**TASK TO COMPLETE**
The entries should be written out again exactly as they read.

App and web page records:
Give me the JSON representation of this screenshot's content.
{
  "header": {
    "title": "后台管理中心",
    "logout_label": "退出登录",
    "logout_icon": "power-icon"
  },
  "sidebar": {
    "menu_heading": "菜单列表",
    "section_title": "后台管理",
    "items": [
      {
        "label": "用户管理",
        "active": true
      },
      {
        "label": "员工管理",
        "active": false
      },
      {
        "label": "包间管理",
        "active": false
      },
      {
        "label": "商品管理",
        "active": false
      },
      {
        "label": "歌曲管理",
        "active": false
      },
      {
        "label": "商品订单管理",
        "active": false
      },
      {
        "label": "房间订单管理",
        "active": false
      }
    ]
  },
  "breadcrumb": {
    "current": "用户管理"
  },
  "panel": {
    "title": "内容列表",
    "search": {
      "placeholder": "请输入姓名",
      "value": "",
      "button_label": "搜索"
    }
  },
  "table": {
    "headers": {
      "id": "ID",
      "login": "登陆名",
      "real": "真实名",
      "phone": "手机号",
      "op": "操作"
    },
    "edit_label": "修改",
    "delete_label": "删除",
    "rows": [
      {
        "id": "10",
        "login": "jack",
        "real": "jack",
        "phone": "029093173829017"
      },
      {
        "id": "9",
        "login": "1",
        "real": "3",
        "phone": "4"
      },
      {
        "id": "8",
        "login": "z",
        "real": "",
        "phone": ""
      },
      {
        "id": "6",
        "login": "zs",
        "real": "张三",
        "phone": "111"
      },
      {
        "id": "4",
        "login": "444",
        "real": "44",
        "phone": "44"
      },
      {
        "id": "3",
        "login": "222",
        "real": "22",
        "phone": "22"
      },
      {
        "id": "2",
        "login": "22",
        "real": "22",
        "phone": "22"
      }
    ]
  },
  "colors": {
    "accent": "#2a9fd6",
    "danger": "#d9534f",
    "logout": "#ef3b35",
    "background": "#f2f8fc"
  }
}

**RESPONSE TO THE TASK**
Give me the JSON representation of this screenshot's content.
{
  "header": {
    "title": "后台管理中心",
    "logout_label": "退出登录",
    "logout_icon": "power-icon"
  },
  "sidebar": {
    "menu_heading": "菜单列表",
    "section_title": "后台管理",
    "items": [
      {
        "label": "用户管理",
        "active": true
      },
      {
        "label": "员工管理",
        "active": false
      },
      {
        "label": "包间管理",
        "active": false
      },
      {
        "label": "商品管理",
        "active": false
      },
      {
        "label": "歌曲管理",
        "active": false
      },
      {
        "label": "商品订单管理",
        "active": false
      },
      {
        "label": "房间订单管理",
        "active": false
      }
    ]
  },
  "breadcrumb": {
    "current": "用户管理"
  },
  "panel": {
    "title": "内容列表",
    "search": {
      "placeholder": "请输入姓名",
      "value": "",
      "button_label": "搜索"
    }
  },
  "table": {
    "headers": {
      "id": "ID",
      "login": "登陆名",
      "real": "真实名",
      "phone": "手机号",
      "op": "操作"
    },
    "edit_label": "修改",
    "delete_label": "删除",
    "rows": [
      {
        "id": "10",
        "login": "jack",
        "real": "jack",
        "phone": "029093173829017"
      },
      {
        "id": "9",
        "login": "1",
        "real": "3",
        "phone": "4"
      },
      {
        "id": "8",
        "login": "z",
        "real": "",
        "phone": ""
      },
      {
        "id": "6",
        "login": "zs",
        "real": "张三",
        "phone": "111"
      },
      {
        "id": "4",
        "login": "444",
        "real": "44",
        "phone": "44"
      },
      {
        "id": "3",
        "login": "222",
        "real": "22",
        "phone": "22"
      },
      {
        "id": "2",
        "login": "22",
        "real": "22",
        "phone": "22"
      }
    ]
  },
  "colors": {
    "accent": "#2a9fd6",
    "danger": "#d9534f",
    "logout": "#ef3b35",
    "background": "#f2f8fc"
  }
}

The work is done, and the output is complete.